Sound familiar? As expats we perhaps have the longest list imaginable of embarrassing moments. It feels at times like we’re living in a never-ending cycle of “Gotcha!” I mean, seriously, where are the hidden cameras?!
Frankly, it sucks to feel embarrassed. Your face gets all red, your palms sweat, your heart races, imagines of crawling under the covers and going back to bed loom large.
The good news is – we’ve all been there. Embarrassment is just part of the human experience and while you can try to minimize embarrassment or the effects of it, it’s fruitless to try to completely eliminate it from your life.
But, would you believe there’s even more good news?

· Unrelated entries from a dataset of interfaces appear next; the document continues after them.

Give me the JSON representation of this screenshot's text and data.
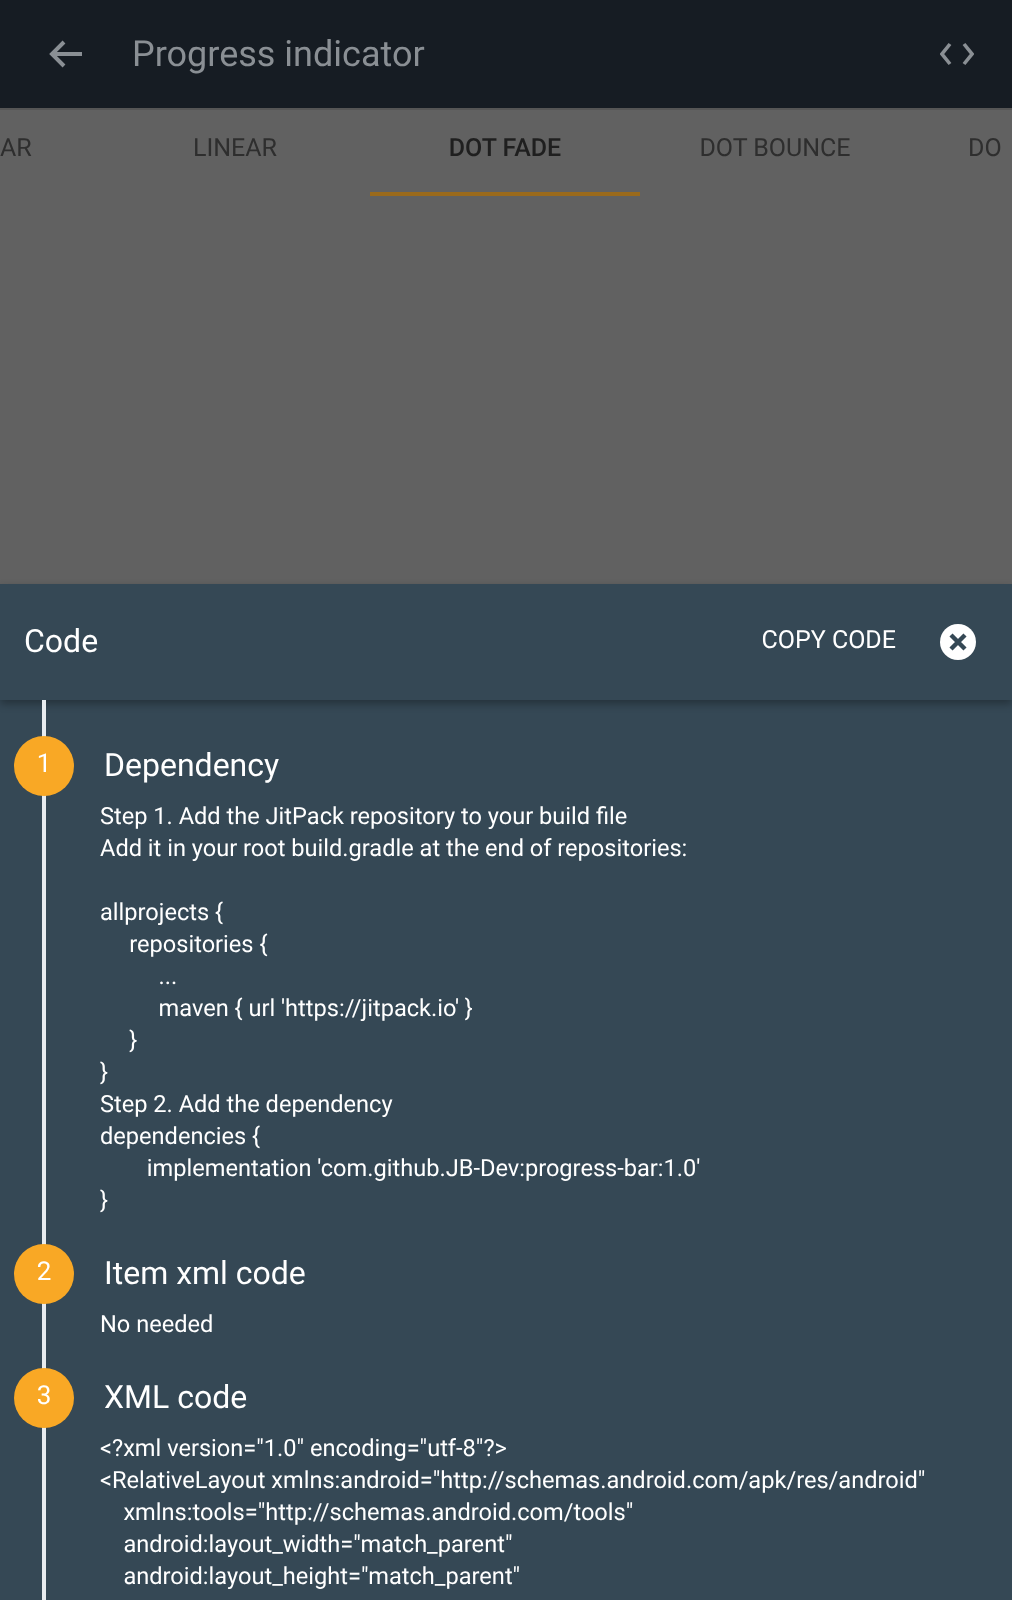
{
  "app_bar": {
    "title": "Progress indicator"
  },
  "tabs": [
    {
      "label": "AR",
      "selected": false
    },
    {
      "label": "LINEAR",
      "selected": false
    },
    {
      "label": "DOT FADE",
      "selected": true
    },
    {
      "label": "DOT BOUNCE",
      "selected": false
    },
    {
      "label": "DO",
      "selected": false
    }
  ],
  "code_sheet": {
    "title": "Code",
    "copy_button": "COPY CODE",
    "steps": [
      {
        "number": "1",
        "title": "Dependency",
        "intro": [
          "Step 1. Add the JitPack repository to your build file",
          "Add it in your root build.gradle at the end of repositories:"
        ],
        "lines": [
          "allprojects {",
          "     repositories {",
          "          ...",
          "          maven { url 'https://jitpack.io' }",
          "     }",
          "}",
          "Step 2. Add the dependency",
          "dependencies {",
          "        implementation 'com.github.JB-Dev:progress-bar:1.0'",
          "}"
        ]
      },
      {
        "number": "2",
        "title": "Item xml code",
        "lines": [
          "No needed"
        ]
      },
      {
        "number": "3",
        "title": "XML code",
        "lines": [
          "<?xml version=\"1.0\" encoding=\"utf-8\"?>",
          "<RelativeLayout xmlns:android=\"http://schemas.android.com/apk/res/android\"",
          "    xmlns:tools=\"http://schemas.android.com/tools\"",
          "    android:layout_width=\"match_parent\"",
          "    android:layout_height=\"match_parent\""
        ]
      }
    ]
  }
}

Check this out (and read the full article here):
Researchers have found that people who display embarrassment at their social transgressions are more prone to be liked, forgiven, and trusted than those who do not, and, as a result, their embarrassment saves face (Keltner and Anderson, 2000). Even teasing and flirtation, which provoke and evoke embarrassment in the targeted person, are motivated by the desire for increased liking (Keltner & Anderson, 2000). So embarrassment is a good thing, even if at the time you experienced it you wished it never happened.
Could it be that embarrassment may be one of the major keys to living a deeper more fulfilling life as an expat? I’m thinking maybe so…
Think about it this way – every time you say the wrong word in a foreign language, inadvertently commit a major cultural faux pas, wear the wrong shoes in the wrong place at the wrong time, shake hands instead of kiss, laugh instead of cry (or cry instead of laugh) or many of the millions of other things that can happen in this crazy cultural mix – you’re telling those around you – I’m Human!! You’re presenting yourself as real, authentic, natural and willing to make mistakes in the process of getting it right. How’s that for awesome!
So, go ahead and march right on out of the bathroom in your potty shoes (ooops, that may have happened to me more than once in my Japan days)! Smile, genuinely say sorry, and keep right on moving towards your much improved You!